“If you make any money, the government shoves you in the creek once a year with it in your pockets, and all that don't get wet you can keep” ~
~ Will Rogers (American entertainer, famous for his pithy and homespun humour, 1879-1935) ~
Reflections in Howell Creek inside Mead Gardens, Winter Park along with the Cypress Knees ~
MEAD GARDENS ~
Flourishing in Winter Park, amid homes, businesses and academic environments, is Mead Garden. This park, dedicated in 1940, began as about 50 acres of upland hammocks and lower wetlands, with streams lakes and ponds in their natural state.

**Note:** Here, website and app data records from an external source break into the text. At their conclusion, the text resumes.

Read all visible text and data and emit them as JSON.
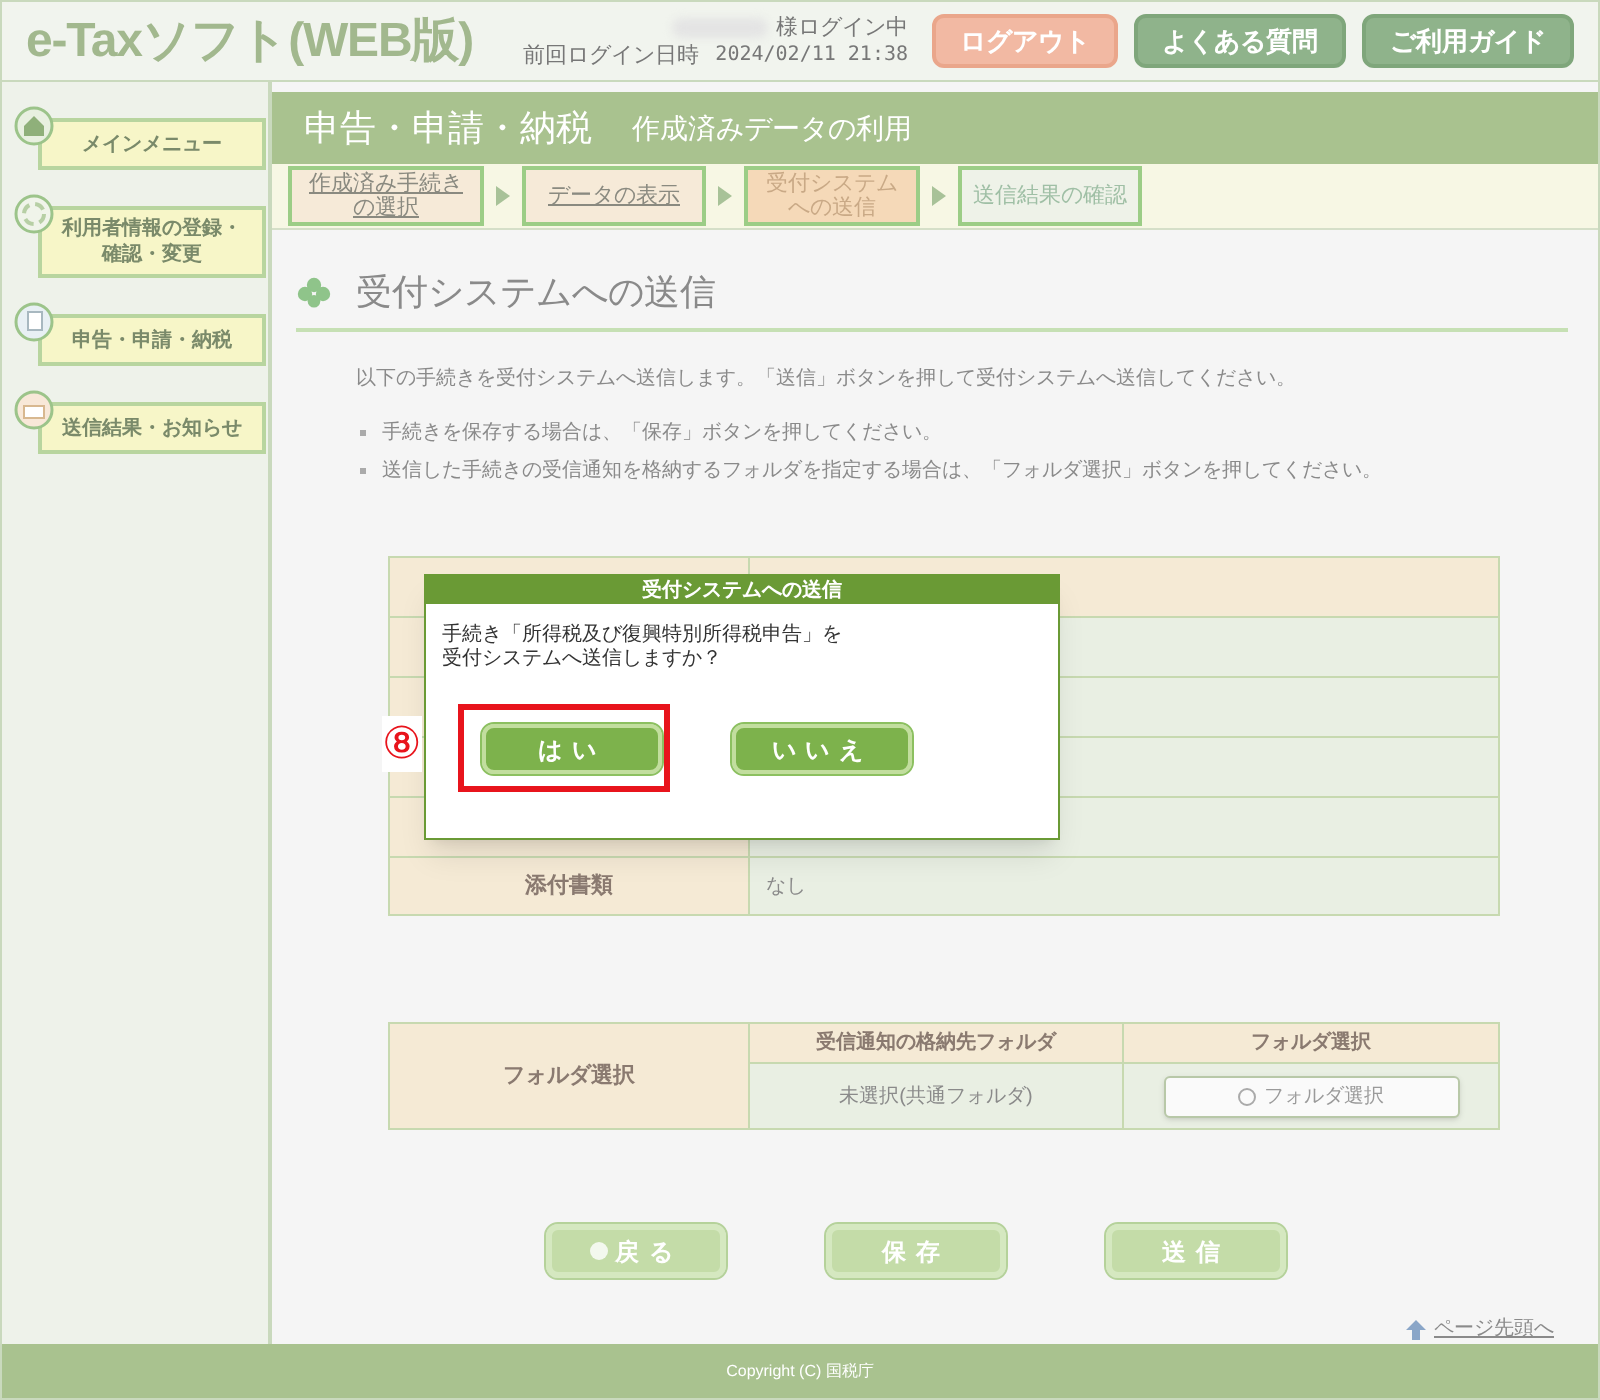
{
  "header": {
    "logo": "e-Taxソフト(WEB版)",
    "login_status": "様ログイン中",
    "last_login_label": "前回ログイン日時",
    "last_login_value": "2024/02/11 21:38",
    "buttons": [
      {
        "label": "ログアウト",
        "kind": "logout"
      },
      {
        "label": "よくある質問",
        "kind": "nav"
      },
      {
        "label": "ご利用ガイド",
        "kind": "nav"
      }
    ]
  },
  "sidebar": {
    "items": [
      {
        "label": "メインメニュー",
        "kind": "home"
      },
      {
        "label": "利用者情報の登録・確認・変更",
        "kind": "user"
      },
      {
        "label": "申告・申請・納税",
        "kind": "document"
      },
      {
        "label": "送信結果・お知らせ",
        "kind": "mail"
      }
    ]
  },
  "title_bar": {
    "title": "申告・申請・納税",
    "subtitle": "作成済みデータの利用"
  },
  "steps": [
    {
      "label": "作成済み手続きの選択",
      "kind": "link"
    },
    {
      "label": "データの表示",
      "kind": "link"
    },
    {
      "label": "受付システムへの送信",
      "kind": "current"
    },
    {
      "label": "送信結果の確認",
      "kind": "pending"
    }
  ],
  "section": {
    "heading": "受付システムへの送信",
    "intro": "以下の手続きを受付システムへ送信します。「送信」ボタンを押して受付システムへ送信してください。",
    "bullets": [
      "手続きを保存する場合は、「保存」ボタンを押してください。",
      "送信した手続きの受信通知を格納するフォルダを指定する場合は、「フォルダ選択」ボタンを押してください。"
    ]
  },
  "table": {
    "rows": [
      {
        "item": "添付書類",
        "value": "なし"
      }
    ]
  },
  "folder_table": {
    "label": "フォルダ選択",
    "columns": [
      "受信通知の格納先フォルダ",
      "フォルダ選択"
    ],
    "value": "未選択(共通フォルダ)",
    "button": "フォルダ選択"
  },
  "actions": [
    {
      "label": "戻る",
      "kind": "back"
    },
    {
      "label": "保存",
      "kind": "plain"
    },
    {
      "label": "送信",
      "kind": "plain"
    }
  ],
  "page_top_link": "ページ先頭へ",
  "footer": "Copyright (C) 国税庁",
  "dialog": {
    "title": "受付システムへの送信",
    "message_lines": [
      "手続き「所得税及び復興特別所得税申告」を",
      "受付システムへ送信しますか？"
    ],
    "buttons": [
      {
        "label": "はい",
        "highlighted": true
      },
      {
        "label": "いいえ",
        "highlighted": false
      }
    ],
    "annotation": "⑧"
  }
}
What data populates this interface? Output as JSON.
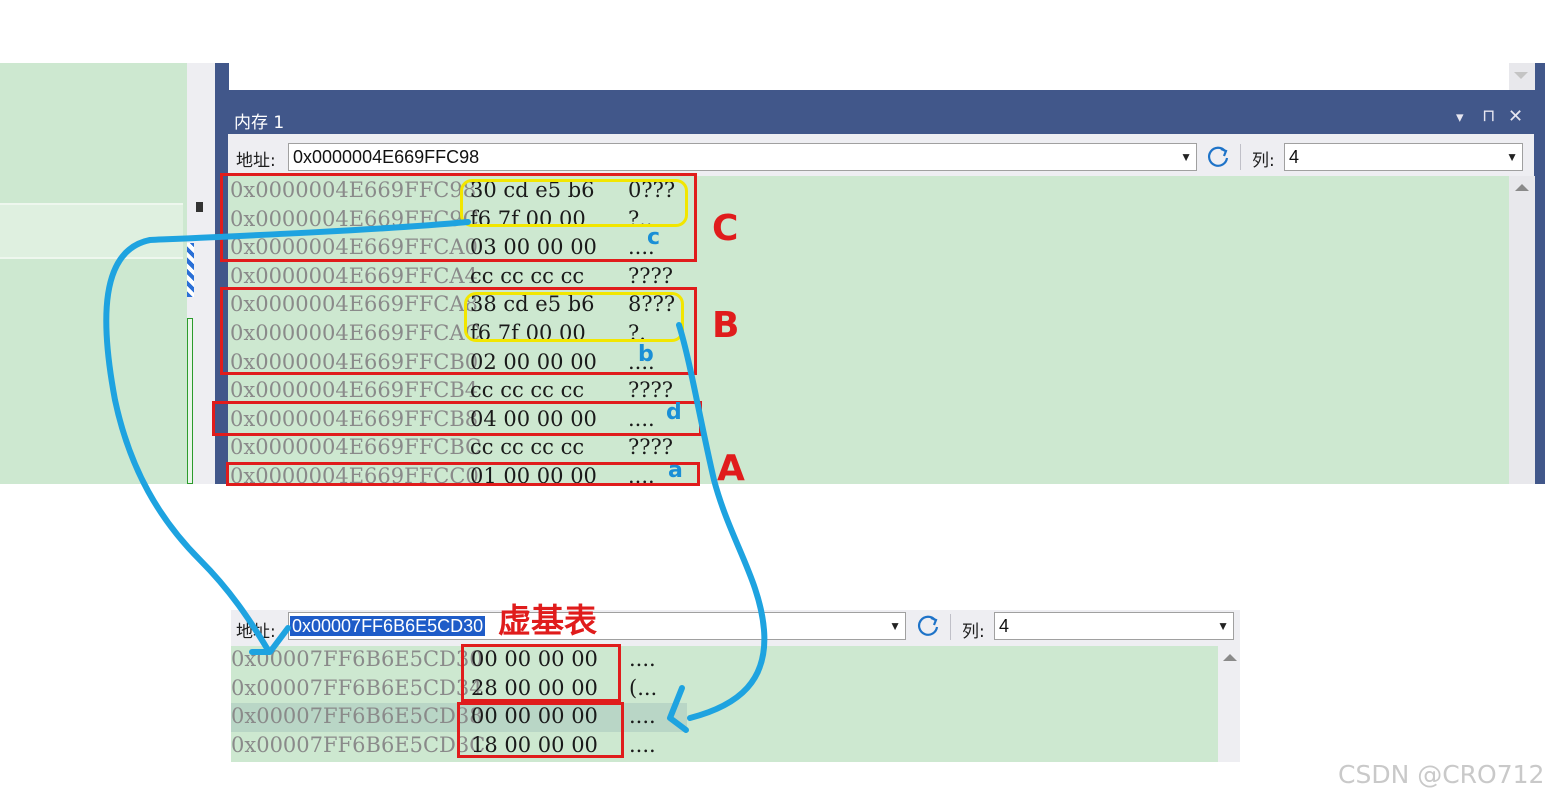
{
  "top_window": {
    "title": "内存 1",
    "title_buttons": [
      "▾",
      "⊓",
      "✕"
    ],
    "address_label": "地址:",
    "address_value": "0x0000004E669FFC98",
    "columns_label": "列:",
    "columns_value": "4",
    "rows": [
      {
        "addr": "0x0000004E669FFC98",
        "hex": "30 cd e5 b6",
        "ascii": "0???"
      },
      {
        "addr": "0x0000004E669FFC9C",
        "hex": "f6 7f 00 00",
        "ascii": "?.."
      },
      {
        "addr": "0x0000004E669FFCA0",
        "hex": "03 00 00 00",
        "ascii": "...."
      },
      {
        "addr": "0x0000004E669FFCA4",
        "hex": "cc cc cc cc",
        "ascii": "????"
      },
      {
        "addr": "0x0000004E669FFCA8",
        "hex": "38 cd e5 b6",
        "ascii": "8???"
      },
      {
        "addr": "0x0000004E669FFCAC",
        "hex": "f6 7f 00 00",
        "ascii": "?."
      },
      {
        "addr": "0x0000004E669FFCB0",
        "hex": "02 00 00 00",
        "ascii": "...."
      },
      {
        "addr": "0x0000004E669FFCB4",
        "hex": "cc cc cc cc",
        "ascii": "????"
      },
      {
        "addr": "0x0000004E669FFCB8",
        "hex": "04 00 00 00",
        "ascii": "...."
      },
      {
        "addr": "0x0000004E669FFCBC",
        "hex": "cc cc cc cc",
        "ascii": "????"
      },
      {
        "addr": "0x0000004E669FFCC0",
        "hex": "01 00 00 00",
        "ascii": "...."
      }
    ]
  },
  "bottom_window": {
    "address_label": "地址:",
    "address_value": "0x00007FF6B6E5CD30",
    "columns_label": "列:",
    "columns_value": "4",
    "rows": [
      {
        "addr": "0x00007FF6B6E5CD30",
        "hex": "00 00 00 00",
        "ascii": "...."
      },
      {
        "addr": "0x00007FF6B6E5CD34",
        "hex": "28 00 00 00",
        "ascii": "(..."
      },
      {
        "addr": "0x00007FF6B6E5CD38",
        "hex": "00 00 00 00",
        "ascii": "...."
      },
      {
        "addr": "0x00007FF6B6E5CD3C",
        "hex": "18 00 00 00",
        "ascii": "...."
      }
    ]
  },
  "annotations": {
    "label_A": "A",
    "label_B": "B",
    "label_C": "C",
    "label_a": "a",
    "label_b": "b",
    "label_c": "c",
    "label_d": "d",
    "vbase_table": "虚基表"
  },
  "watermark": "CSDN @CRO712",
  "colors": {
    "editor_bg": "#cde8d0",
    "titlebar": "#3f5b8f",
    "annotation_red": "#e01c1c",
    "annotation_yellow": "#f2e600",
    "arrow_blue": "#1ea3e0"
  },
  "icons": {
    "refresh": "refresh-icon",
    "dropdown": "chevron-down-icon",
    "pin": "pin-icon",
    "close": "close-icon",
    "scroll_up": "scroll-up-icon"
  }
}
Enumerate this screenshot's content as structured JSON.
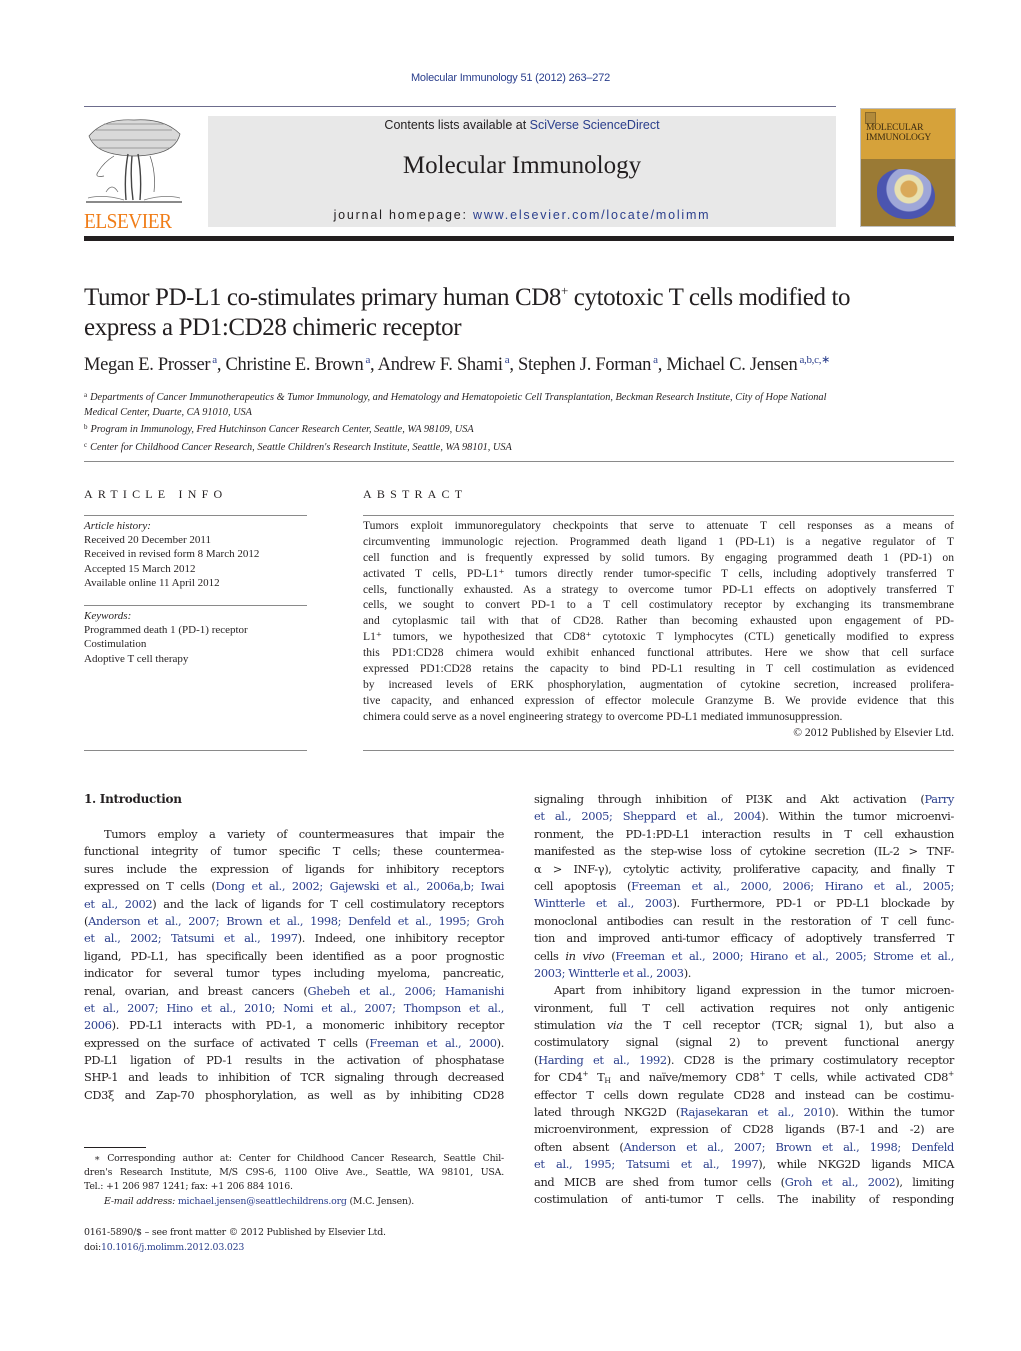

Theodore L. Mead, was a world-renowned horticulturist who grew orchids and developed new varieties of caladiums, rare ferns, bromeliads, and many more. After his death in 1936, two of his friends, Jack Connery, who Mead had met as an Eagle Scout, and Dr. Edwin Grover, philanthropist, civic leader and Professor of Books at Rollins College, sought a location not only to house Mead's orchids, but also to develop a botanical garden in his name and memory. A sizable area bordering Pennsylvania Avenue, in which Howell Creek connects Lake Sue and Lake Virginia, seemed ideal. This lush habitat hosted an abundance of wildlife, including herons and egrets nesting around Lake Lillian as well as small waterfalls created by a nine-foot drop between the two lakes in this pristine, wild expanse. The land covers 70 acres at the present time.